Aviad Heifetz is a Professor in the Department of Management and Economics in the Open University of Israel. He is the author of the textbook Strategic Thinking – Game Theory with Economics and Business Applications (Hebrew, English translation forthcoming). His research in game theory and economic theory provided insights into the evolution of preferences, market design, bargaining, competitive economies with asymmetric information and interactive epistemology. He serves on the editorial boards of Games and Economic Behavior and Mathematical Social Sciences.
Eran Shmaya is an Assistant Professor in the Department of Managerial Economics & Decision Sciences at Northwestern University. His research areas are game theory, probability and information theory. He is currently working on infinite games. He is also interested in applications of game theory in the natural sciences.
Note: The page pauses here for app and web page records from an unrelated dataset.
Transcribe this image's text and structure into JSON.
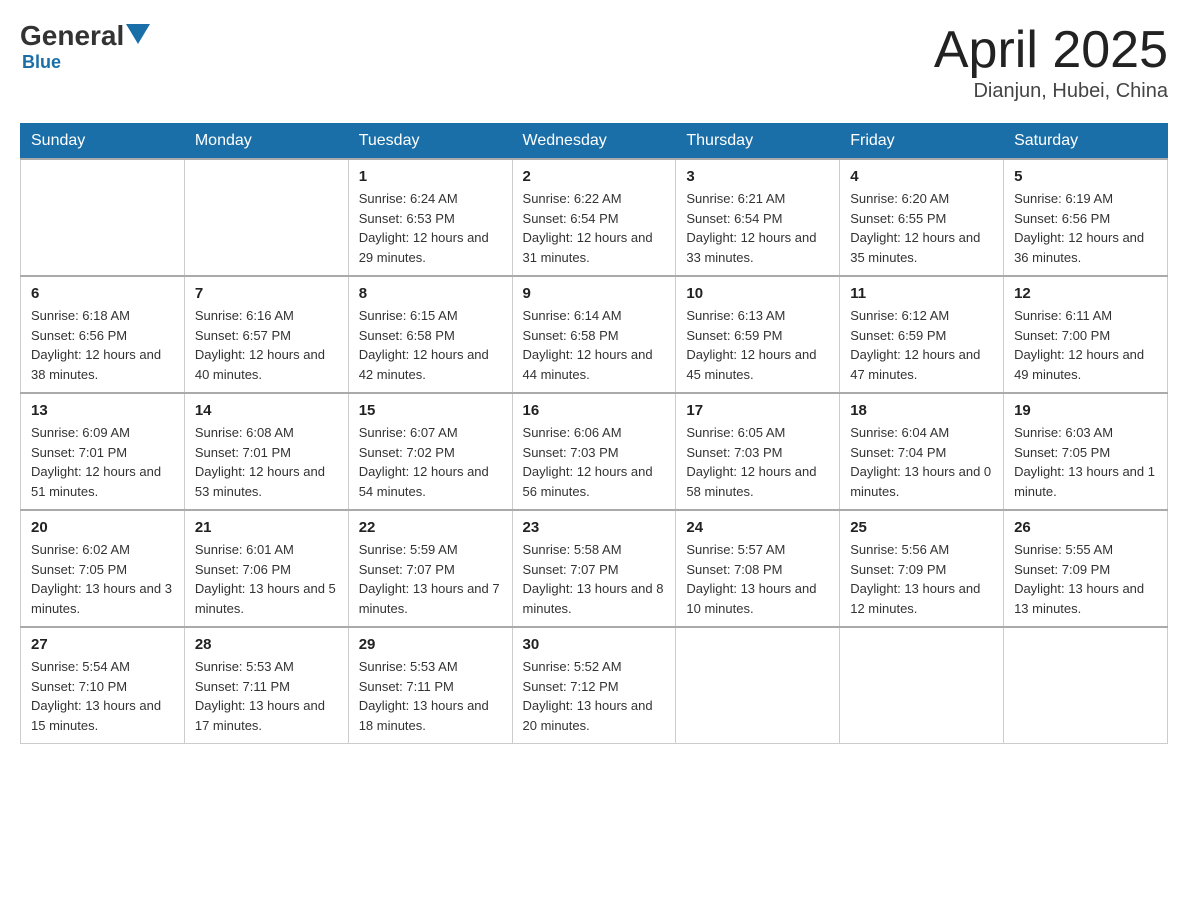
{
  "header": {
    "logo_general": "General",
    "logo_blue": "Blue",
    "month_title": "April 2025",
    "location": "Dianjun, Hubei, China"
  },
  "days_of_week": [
    "Sunday",
    "Monday",
    "Tuesday",
    "Wednesday",
    "Thursday",
    "Friday",
    "Saturday"
  ],
  "weeks": [
    [
      {
        "day": "",
        "sunrise": "",
        "sunset": "",
        "daylight": ""
      },
      {
        "day": "",
        "sunrise": "",
        "sunset": "",
        "daylight": ""
      },
      {
        "day": "1",
        "sunrise": "Sunrise: 6:24 AM",
        "sunset": "Sunset: 6:53 PM",
        "daylight": "Daylight: 12 hours and 29 minutes."
      },
      {
        "day": "2",
        "sunrise": "Sunrise: 6:22 AM",
        "sunset": "Sunset: 6:54 PM",
        "daylight": "Daylight: 12 hours and 31 minutes."
      },
      {
        "day": "3",
        "sunrise": "Sunrise: 6:21 AM",
        "sunset": "Sunset: 6:54 PM",
        "daylight": "Daylight: 12 hours and 33 minutes."
      },
      {
        "day": "4",
        "sunrise": "Sunrise: 6:20 AM",
        "sunset": "Sunset: 6:55 PM",
        "daylight": "Daylight: 12 hours and 35 minutes."
      },
      {
        "day": "5",
        "sunrise": "Sunrise: 6:19 AM",
        "sunset": "Sunset: 6:56 PM",
        "daylight": "Daylight: 12 hours and 36 minutes."
      }
    ],
    [
      {
        "day": "6",
        "sunrise": "Sunrise: 6:18 AM",
        "sunset": "Sunset: 6:56 PM",
        "daylight": "Daylight: 12 hours and 38 minutes."
      },
      {
        "day": "7",
        "sunrise": "Sunrise: 6:16 AM",
        "sunset": "Sunset: 6:57 PM",
        "daylight": "Daylight: 12 hours and 40 minutes."
      },
      {
        "day": "8",
        "sunrise": "Sunrise: 6:15 AM",
        "sunset": "Sunset: 6:58 PM",
        "daylight": "Daylight: 12 hours and 42 minutes."
      },
      {
        "day": "9",
        "sunrise": "Sunrise: 6:14 AM",
        "sunset": "Sunset: 6:58 PM",
        "daylight": "Daylight: 12 hours and 44 minutes."
      },
      {
        "day": "10",
        "sunrise": "Sunrise: 6:13 AM",
        "sunset": "Sunset: 6:59 PM",
        "daylight": "Daylight: 12 hours and 45 minutes."
      },
      {
        "day": "11",
        "sunrise": "Sunrise: 6:12 AM",
        "sunset": "Sunset: 6:59 PM",
        "daylight": "Daylight: 12 hours and 47 minutes."
      },
      {
        "day": "12",
        "sunrise": "Sunrise: 6:11 AM",
        "sunset": "Sunset: 7:00 PM",
        "daylight": "Daylight: 12 hours and 49 minutes."
      }
    ],
    [
      {
        "day": "13",
        "sunrise": "Sunrise: 6:09 AM",
        "sunset": "Sunset: 7:01 PM",
        "daylight": "Daylight: 12 hours and 51 minutes."
      },
      {
        "day": "14",
        "sunrise": "Sunrise: 6:08 AM",
        "sunset": "Sunset: 7:01 PM",
        "daylight": "Daylight: 12 hours and 53 minutes."
      },
      {
        "day": "15",
        "sunrise": "Sunrise: 6:07 AM",
        "sunset": "Sunset: 7:02 PM",
        "daylight": "Daylight: 12 hours and 54 minutes."
      },
      {
        "day": "16",
        "sunrise": "Sunrise: 6:06 AM",
        "sunset": "Sunset: 7:03 PM",
        "daylight": "Daylight: 12 hours and 56 minutes."
      },
      {
        "day": "17",
        "sunrise": "Sunrise: 6:05 AM",
        "sunset": "Sunset: 7:03 PM",
        "daylight": "Daylight: 12 hours and 58 minutes."
      },
      {
        "day": "18",
        "sunrise": "Sunrise: 6:04 AM",
        "sunset": "Sunset: 7:04 PM",
        "daylight": "Daylight: 13 hours and 0 minutes."
      },
      {
        "day": "19",
        "sunrise": "Sunrise: 6:03 AM",
        "sunset": "Sunset: 7:05 PM",
        "daylight": "Daylight: 13 hours and 1 minute."
      }
    ],
    [
      {
        "day": "20",
        "sunrise": "Sunrise: 6:02 AM",
        "sunset": "Sunset: 7:05 PM",
        "daylight": "Daylight: 13 hours and 3 minutes."
      },
      {
        "day": "21",
        "sunrise": "Sunrise: 6:01 AM",
        "sunset": "Sunset: 7:06 PM",
        "daylight": "Daylight: 13 hours and 5 minutes."
      },
      {
        "day": "22",
        "sunrise": "Sunrise: 5:59 AM",
        "sunset": "Sunset: 7:07 PM",
        "daylight": "Daylight: 13 hours and 7 minutes."
      },
      {
        "day": "23",
        "sunrise": "Sunrise: 5:58 AM",
        "sunset": "Sunset: 7:07 PM",
        "daylight": "Daylight: 13 hours and 8 minutes."
      },
      {
        "day": "24",
        "sunrise": "Sunrise: 5:57 AM",
        "sunset": "Sunset: 7:08 PM",
        "daylight": "Daylight: 13 hours and 10 minutes."
      },
      {
        "day": "25",
        "sunrise": "Sunrise: 5:56 AM",
        "sunset": "Sunset: 7:09 PM",
        "daylight": "Daylight: 13 hours and 12 minutes."
      },
      {
        "day": "26",
        "sunrise": "Sunrise: 5:55 AM",
        "sunset": "Sunset: 7:09 PM",
        "daylight": "Daylight: 13 hours and 13 minutes."
      }
    ],
    [
      {
        "day": "27",
        "sunrise": "Sunrise: 5:54 AM",
        "sunset": "Sunset: 7:10 PM",
        "daylight": "Daylight: 13 hours and 15 minutes."
      },
      {
        "day": "28",
        "sunrise": "Sunrise: 5:53 AM",
        "sunset": "Sunset: 7:11 PM",
        "daylight": "Daylight: 13 hours and 17 minutes."
      },
      {
        "day": "29",
        "sunrise": "Sunrise: 5:53 AM",
        "sunset": "Sunset: 7:11 PM",
        "daylight": "Daylight: 13 hours and 18 minutes."
      },
      {
        "day": "30",
        "sunrise": "Sunrise: 5:52 AM",
        "sunset": "Sunset: 7:12 PM",
        "daylight": "Daylight: 13 hours and 20 minutes."
      },
      {
        "day": "",
        "sunrise": "",
        "sunset": "",
        "daylight": ""
      },
      {
        "day": "",
        "sunrise": "",
        "sunset": "",
        "daylight": ""
      },
      {
        "day": "",
        "sunrise": "",
        "sunset": "",
        "daylight": ""
      }
    ]
  ]
}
Eilon Solan is a Professor in the Department of Statistics and Operations Research at Tel Aviv University. His areas of expertise include game theory, stochastic processes, and measure theory. Professor Solan is an Associate Editor for Mathematics of Operations Research, for the International Journal of Game Theory, for the Journal of Mathematical Economics, and for Dynamic Games and Applications. He is a member of the Advisory Board to Transactions Network Optimization and Control.
Rakesh Vohra is the John K. and Helen Kellogg Professor of Managerial Economics & Decision Sciences at Northwestern University. He is also Director of the Center for Mathematical Studies in Economics and Management Science. He has published widely in game theory and operations research. His area of expertise is auction theory and pricing. In addition he serves on a number of editorial boards and is co-editor of the International Journal of Game Theory.
Jonathan Weinstein is an Associate Professor of Managerial Economics and Decision Sciences at Northwestern University. His general areas of research are game theory, decision theory and microeconomic theory. His publications have concerned the impact of higher-order uncertainty on strategic interactions; and testing supposed experts who make probabilistic forecasts that may be strategically motivated.